Boolean simplification gives two different results

Here is the question I'm trying to solve:

Use algebraic manipulation to find the minimum sum-of-products expression for the function $$f=x_1x_3+x_1\overline{x}_2+\overline{x}_1x_2x_3+\overline{x}_1\overline{x}_2\overline{x}_3$$

The way I attempted it was as follows:

f = ac + ab' + a'bc + a'b'c'
= ac + b'(a + a'c') + a'bc   [distributive]
= c(a + a'b) + b'(a + a'c')  [distributive]
= c(a + b) + b'(a + c')      [using x + x'y = x + y]
= ac + bc + ab' + b'c'

where a = x1, b = x2, c = x3

The correct answer, however is:

$$f=x_1x_3+x_2x_3+\overline{x}_2\overline{x}_3$$

Can anyone tell me where I went wrong?

• Next time, put the question and answer here directly, or at least a summary, rather than using links to external images – HackerBoss Oct 10 '18 at 23:49
• You did't quite go wrong. You just missed one simplification. The $x_1\bar{x}_2$ term is redundant. – Fabio Somenzi Oct 10 '18 at 23:57
• You're right, but how is x1x2' redundant? I don't quite see it... – StaticCrazee Oct 11 '18 at 0:07
• One way to see it is in user10354138's answer. Another way is to note that it is the consensus term of the first and third terms. Consensus terms are redundant. – Fabio Somenzi Oct 11 '18 at 5:16
• @FabioSomenzi Yes, I've clearly missed that! A little reordering and consensus was the key. Thanks! – StaticCrazee Oct 11 '18 at 16:23
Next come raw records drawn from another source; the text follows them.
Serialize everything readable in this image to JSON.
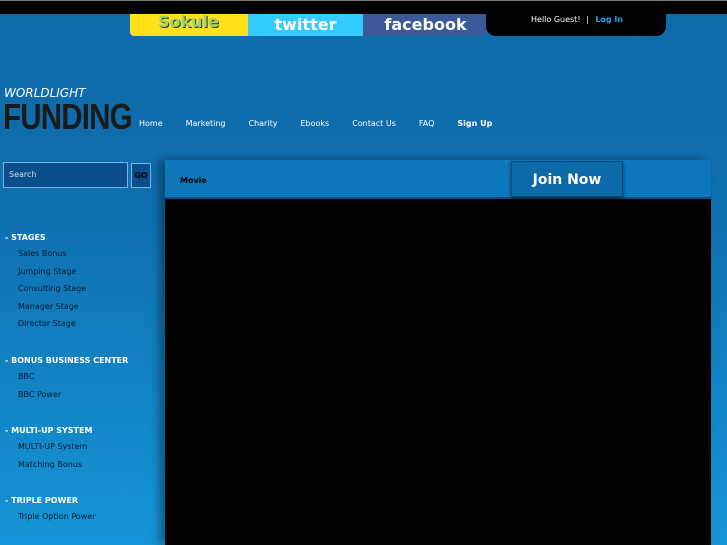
{
  "top": {
    "sokule": "Sokule",
    "twitter": "twitter",
    "facebook": "facebook",
    "greeting": "Hello Guest!",
    "separator": "|",
    "login": "Log In"
  },
  "logo": {
    "line1": "WORLDLIGHT",
    "line2": "FUNDING"
  },
  "nav": [
    "Home",
    "Marketing",
    "Charity",
    "Ebooks",
    "Contact Us",
    "FAQ",
    "Sign Up"
  ],
  "search": {
    "placeholder": "Search",
    "go": "GO"
  },
  "sidebar": [
    {
      "title": "- STAGES",
      "items": [
        "Sales Bonus",
        "Jumping Stage",
        "Consulting Stage",
        "Manager Stage",
        "Director Stage"
      ]
    },
    {
      "title": "- BONUS BUSINESS CENTER",
      "items": [
        "BBC",
        "BBC Power"
      ]
    },
    {
      "title": "- MULTI-UP SYSTEM",
      "items": [
        "MULTI-UP System",
        "Matching Bonus"
      ]
    },
    {
      "title": "- TRIPLE POWER",
      "items": [
        "Triple Option Power"
      ]
    }
  ],
  "main": {
    "title": "Movie",
    "join": "Join Now"
  }
}
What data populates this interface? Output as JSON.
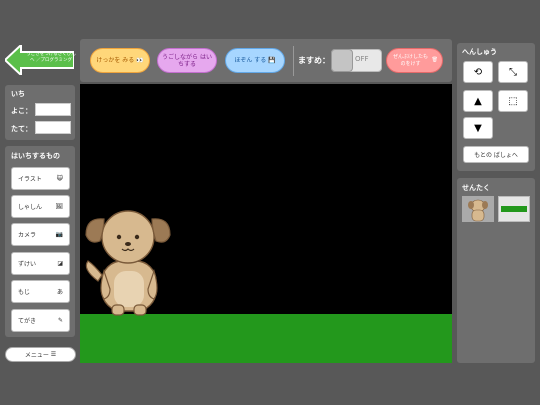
{
  "nav": {
    "back_label": "うごきをつけるさくひんへ ／プログラミング"
  },
  "toolbar": {
    "result_label": "けっかを みる",
    "move_label": "うごしながら はいちする",
    "save_label": "ほぞん する",
    "grid_label": "ますめ：",
    "grid_toggle": "OFF",
    "clear_label": "ぜんぶけしたものをけす"
  },
  "position": {
    "title": "いち",
    "x_label": "よこ：",
    "y_label": "たて：",
    "x_value": "",
    "y_value": ""
  },
  "place": {
    "title": "はいちするもの",
    "items": [
      {
        "label": "イラスト",
        "icon": "face-icon"
      },
      {
        "label": "しゃしん",
        "icon": "photo-icon"
      },
      {
        "label": "カメラ",
        "icon": "camera-icon"
      },
      {
        "label": "ずけい",
        "icon": "shapes-icon"
      },
      {
        "label": "もじ",
        "icon": "text-icon"
      },
      {
        "label": "てがき",
        "icon": "pencil-icon"
      }
    ]
  },
  "menu_label": "メニュー",
  "edit": {
    "title": "へんしゅう",
    "back_bg_label": "もとの ばしょへ"
  },
  "select": {
    "title": "せんたく"
  },
  "colors": {
    "ground": "#23981c",
    "stage": "#000000",
    "accent_green": "#5bbf4a"
  }
}
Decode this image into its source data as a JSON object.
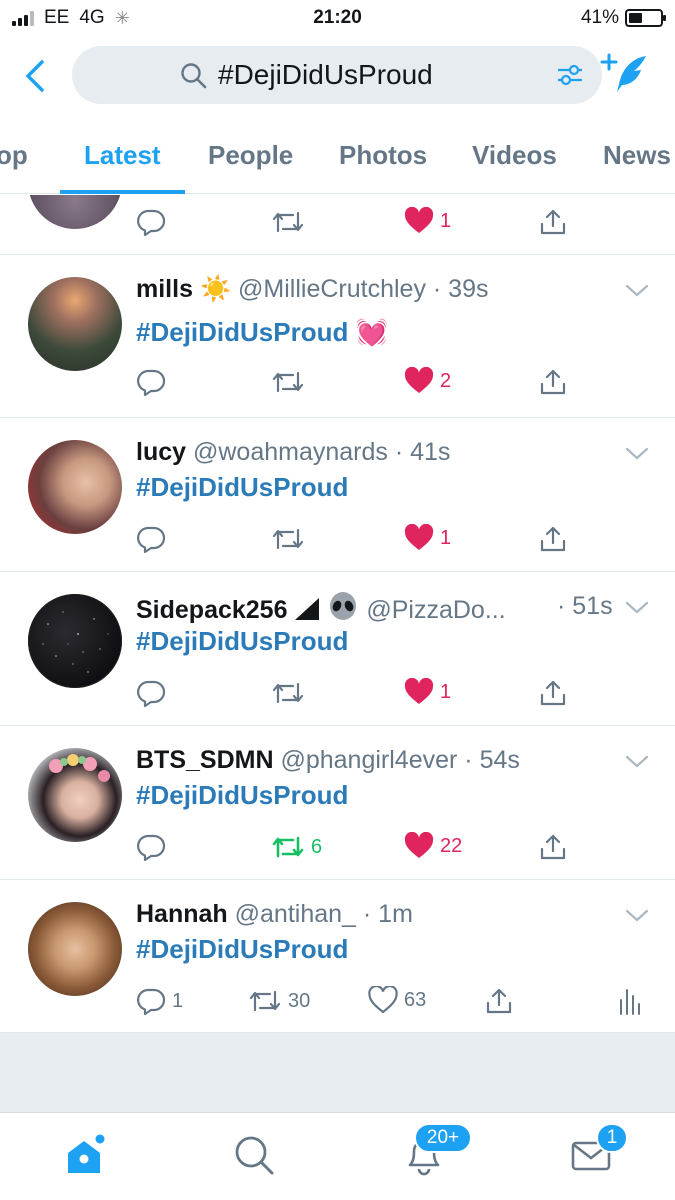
{
  "status_bar": {
    "carrier": "EE",
    "network": "4G",
    "time": "21:20",
    "battery": "41%"
  },
  "search": {
    "query": "#DejiDidUsProud"
  },
  "tabs": [
    {
      "label": "Top"
    },
    {
      "label": "Latest"
    },
    {
      "label": "People"
    },
    {
      "label": "Photos"
    },
    {
      "label": "Videos"
    },
    {
      "label": "News"
    }
  ],
  "tabs_visible": {
    "top_partial": "op"
  },
  "partial_tweet": {
    "likes": "1"
  },
  "tweets": [
    {
      "name": "mills",
      "handle": "@MillieCrutchley",
      "time": "39s",
      "text": "#DejiDidUsProud",
      "emoji_after_name": "☀️",
      "emoji_after_text": "💓",
      "replies": "",
      "retweets": "",
      "likes": "2"
    },
    {
      "name": "lucy",
      "handle": "@woahmaynards",
      "time": "41s",
      "text": "#DejiDidUsProud",
      "replies": "",
      "retweets": "",
      "likes": "1"
    },
    {
      "name": "Sidepack256",
      "handle": "@PizzaDo...",
      "time": "51s",
      "text": "#DejiDidUsProud",
      "replies": "",
      "retweets": "",
      "likes": "1"
    },
    {
      "name": "BTS_SDMN",
      "handle": "@phangirl4ever",
      "time": "54s",
      "text": "#DejiDidUsProud",
      "replies": "",
      "retweets": "6",
      "likes": "22"
    },
    {
      "name": "Hannah",
      "handle": "@antihan_",
      "time": "1m",
      "text": "#DejiDidUsProud",
      "replies": "1",
      "retweets": "30",
      "likes": "63"
    }
  ],
  "bottom_nav": {
    "notifications_badge": "20+",
    "messages_badge": "1"
  },
  "colors": {
    "accent": "#1da1f2",
    "hashtag": "#2b7bb9",
    "like": "#e0245e",
    "retweet": "#17bf63",
    "muted": "#657786"
  }
}
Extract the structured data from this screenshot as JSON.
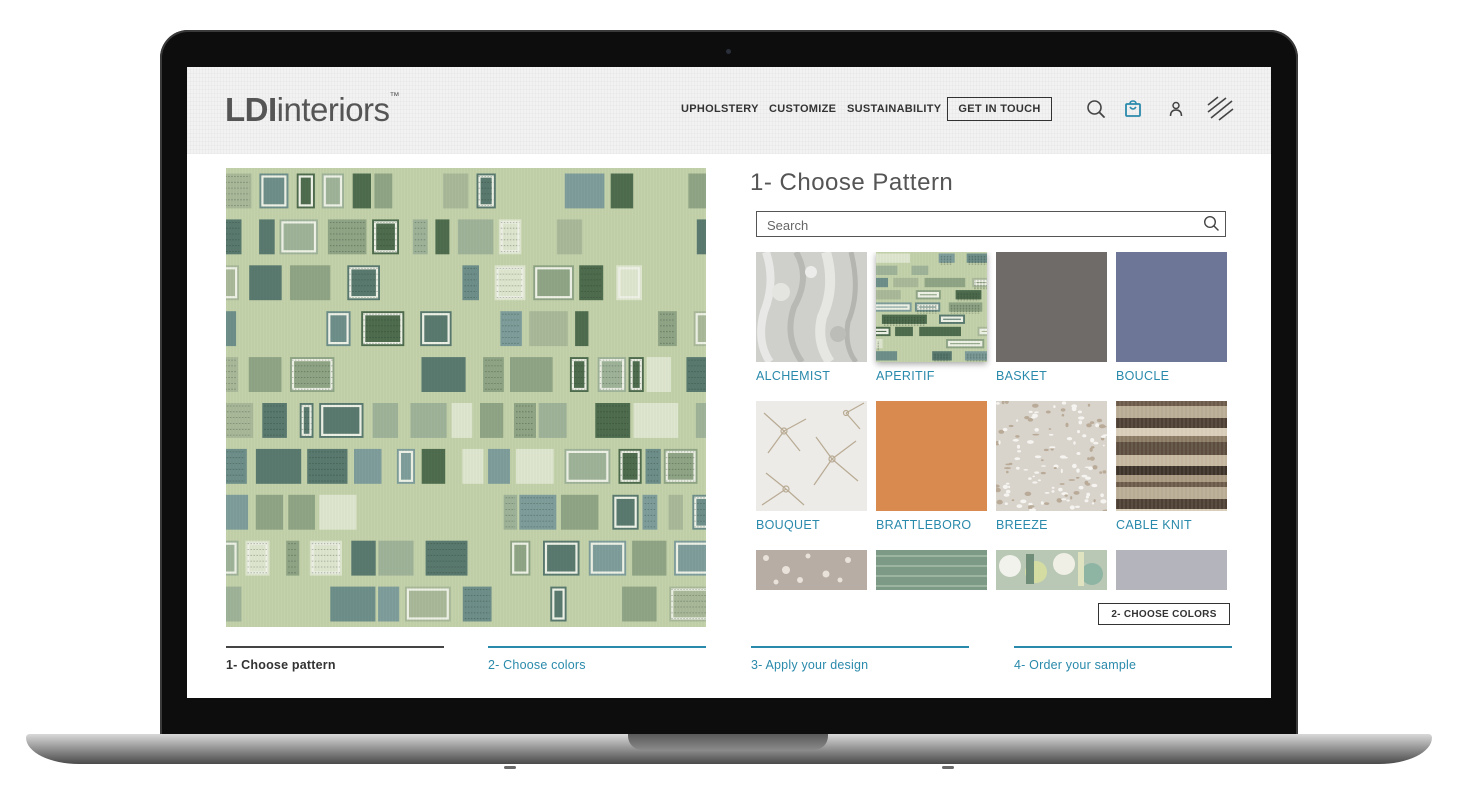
{
  "brand": {
    "logo_bold": "LDI",
    "logo_rest": "interiors",
    "logo_tm": "™"
  },
  "nav": {
    "upholstery": "UPHOLSTERY",
    "customize": "CUSTOMIZE",
    "sustainability": "SUSTAINABILITY",
    "get_in_touch": "GET IN TOUCH"
  },
  "icons": {
    "search": "search-icon",
    "cart": "shopping-bag-icon",
    "account": "user-icon",
    "menu": "diagonal-lines-menu-icon"
  },
  "pattern_panel": {
    "title": "1- Choose Pattern",
    "search_placeholder": "Search",
    "patterns": [
      {
        "name": "ALCHEMIST",
        "selected": false
      },
      {
        "name": "APERITIF",
        "selected": true
      },
      {
        "name": "BASKET",
        "selected": false
      },
      {
        "name": "BOUCLE",
        "selected": false
      },
      {
        "name": "BOUQUET",
        "selected": false
      },
      {
        "name": "BRATTLEBORO",
        "selected": false
      },
      {
        "name": "BREEZE",
        "selected": false
      },
      {
        "name": "CABLE KNIT",
        "selected": false
      }
    ],
    "next_button": "2- CHOOSE COLORS"
  },
  "steps": [
    {
      "label": "1- Choose pattern",
      "active": true
    },
    {
      "label": "2- Choose colors",
      "active": false
    },
    {
      "label": "3- Apply your design",
      "active": false
    },
    {
      "label": "4- Order your sample",
      "active": false
    }
  ],
  "colors": {
    "accent": "#2a8aab",
    "text_dark": "#333333",
    "fabric_green": "#c3d2aa"
  }
}
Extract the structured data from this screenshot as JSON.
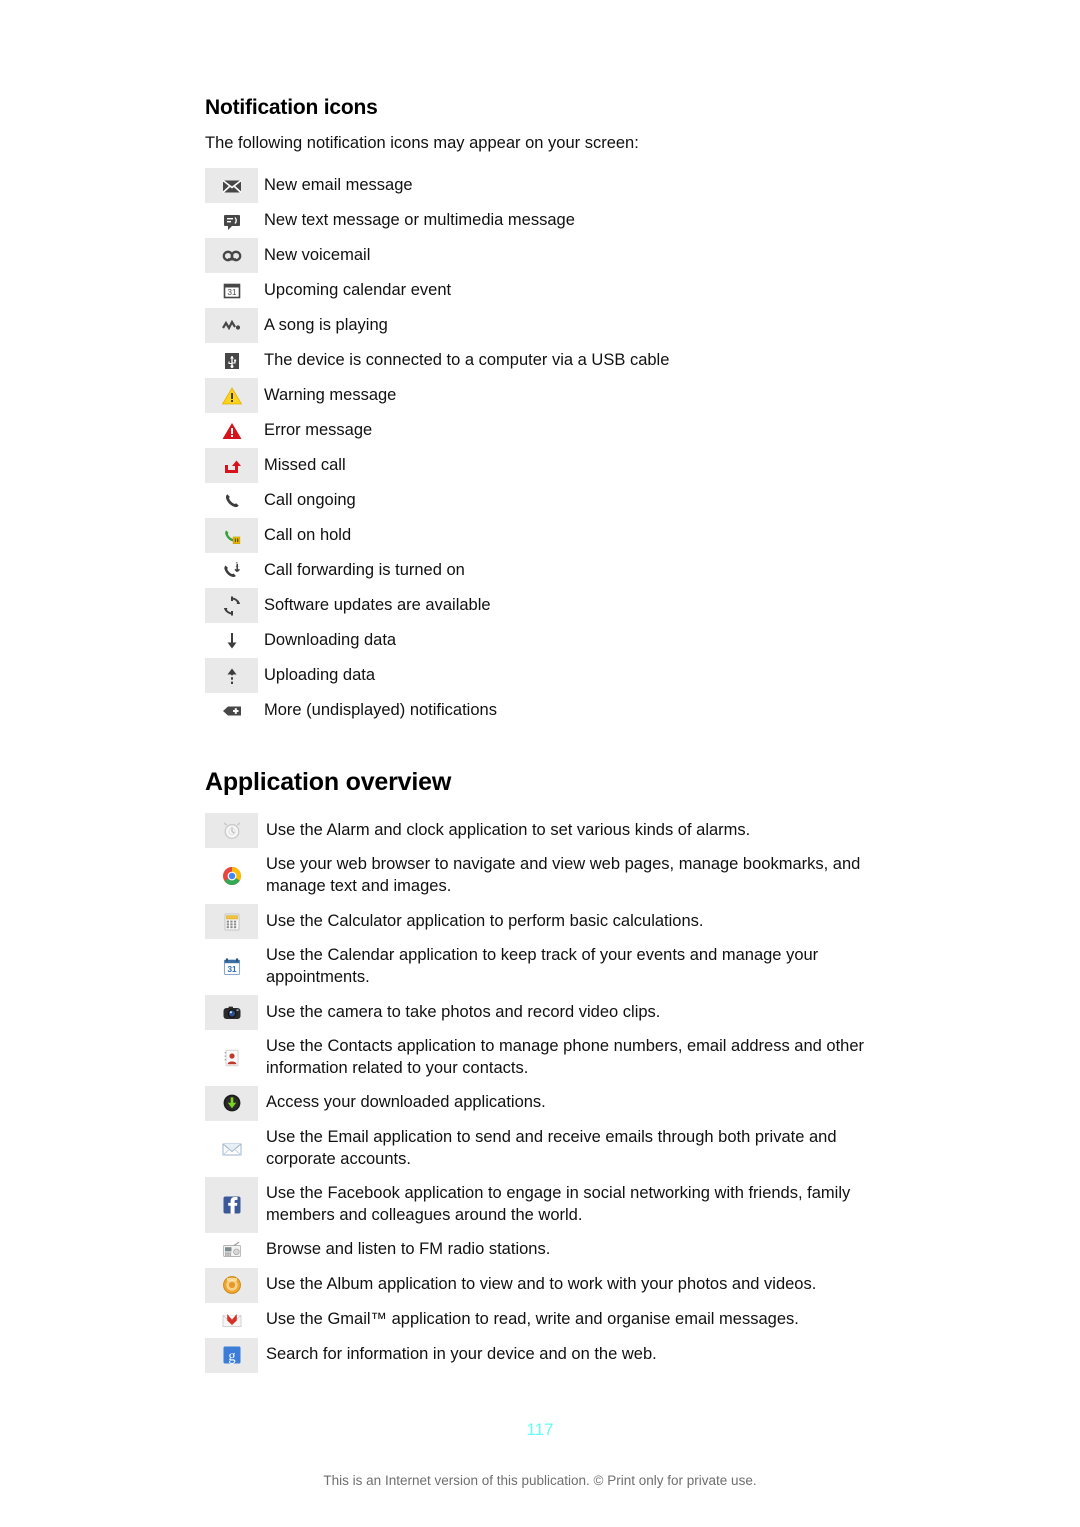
{
  "document": {
    "page_number": "117",
    "disclaimer": "This is an Internet version of this publication. © Print only for private use.",
    "page_number_color": "#5ffff1",
    "row_shade_color": "#e9e9e9"
  },
  "notification_section": {
    "title": "Notification icons",
    "intro": "The following notification icons may appear on your screen:",
    "rows": [
      {
        "icon": "envelope-icon",
        "label": "New email message"
      },
      {
        "icon": "sms-bubble-icon",
        "label": "New text message or multimedia message"
      },
      {
        "icon": "voicemail-icon",
        "label": "New voicemail"
      },
      {
        "icon": "calendar-31-icon",
        "label": "Upcoming calendar event"
      },
      {
        "icon": "music-note-icon",
        "label": "A song is playing"
      },
      {
        "icon": "usb-icon",
        "label": "The device is connected to a computer via a USB cable"
      },
      {
        "icon": "warning-triangle-icon",
        "label": "Warning message"
      },
      {
        "icon": "error-triangle-icon",
        "label": "Error message"
      },
      {
        "icon": "missed-call-icon",
        "label": "Missed call"
      },
      {
        "icon": "call-ongoing-icon",
        "label": "Call ongoing"
      },
      {
        "icon": "call-on-hold-icon",
        "label": "Call on hold"
      },
      {
        "icon": "call-forwarding-icon",
        "label": "Call forwarding is turned on"
      },
      {
        "icon": "software-update-icon",
        "label": "Software updates are available"
      },
      {
        "icon": "download-arrow-icon",
        "label": "Downloading data"
      },
      {
        "icon": "upload-arrow-icon",
        "label": "Uploading data"
      },
      {
        "icon": "more-notifications-icon",
        "label": "More (undisplayed) notifications"
      }
    ]
  },
  "application_section": {
    "title": "Application overview",
    "rows": [
      {
        "icon": "alarm-clock-icon",
        "label": "Use the Alarm and clock application to set various kinds of alarms."
      },
      {
        "icon": "chrome-browser-icon",
        "label": "Use your web browser to navigate and view web pages, manage bookmarks, and manage text and images."
      },
      {
        "icon": "calculator-icon",
        "label": "Use the Calculator application to perform basic calculations."
      },
      {
        "icon": "calendar-app-icon",
        "label": "Use the Calendar application to keep track of your events and manage your appointments."
      },
      {
        "icon": "camera-icon",
        "label": "Use the camera to take photos and record video clips."
      },
      {
        "icon": "contacts-icon",
        "label": "Use the Contacts application to manage phone numbers, email address and other information related to your contacts."
      },
      {
        "icon": "downloads-icon",
        "label": "Access your downloaded applications."
      },
      {
        "icon": "email-icon",
        "label": "Use the Email application to send and receive emails through both private and corporate accounts."
      },
      {
        "icon": "facebook-icon",
        "label": "Use the Facebook application to engage in social networking with friends, family members and colleagues around the world."
      },
      {
        "icon": "fm-radio-icon",
        "label": "Browse and listen to FM radio stations."
      },
      {
        "icon": "album-icon",
        "label": "Use the Album application to view and to work with your photos and videos."
      },
      {
        "icon": "gmail-icon",
        "label": "Use the Gmail™ application to read, write and organise email messages."
      },
      {
        "icon": "google-search-icon",
        "label": "Search for information in your device and on the web."
      }
    ]
  }
}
\begin{align} &ac + bc + ab' + b'c'\\=~&bc +~ ac + ab' + b'c'\\ =~& bc+~(abc+ab'c)+(ab'c+ab'c')+(ab'c'+a'b'c')\\\vdots~~& \\ =~& bc+~ac+b'c'\\=~& ac+bc+b'c' \end{align}

Complete the missing steps, and you are done.

• Thanks for answering. The missing steps is where I'm stuck. For instance, where'd the ab' disappear to? – StaticCrazee Oct 11 '18 at 2:46
• Look carefully at the three statements in brackets. Do you notice any thing? [Hint: idempotence] @StaticCrazee – Graham Kemp Oct 11 '18 at 3:50

You haven't simplified it completely: $$x_1\bar{x_2}=x_1\bar{x_2}(x_3+\bar{x_3})=x_1\bar{x_2}x_3+x_1\bar{x_2}\bar{x_3}.$$ The first term contains $$x_1x_3$$ and the second term contains $$\bar{x_2}\bar{x_3}$$. So $$x_1\bar{x_2}$$ is redundant in your $$f$$.

• Not the most complete answer – HackerBoss Oct 11 '18 at 0:02

Karnough maps are more standard and consistent than algebra, but algebra works too. You are almost there. Observe that bc + b'c' is true iff b$$\equiv$$c. If this is the case, then ac + ab'$$\iff$$a(c+b')$$\iff$$a. On the other hand, if bc + b'c' is false, then b$$\equiv$$c' and ac + ab'$$\iff$$a(c+b')$$\iff$$ac. So either the bc + b'c' term makes the expression true, or ac + ab' is equivalent to just ac.

• Thanks for answering. But that doesn't match the answer? – StaticCrazee Oct 11 '18 at 0:06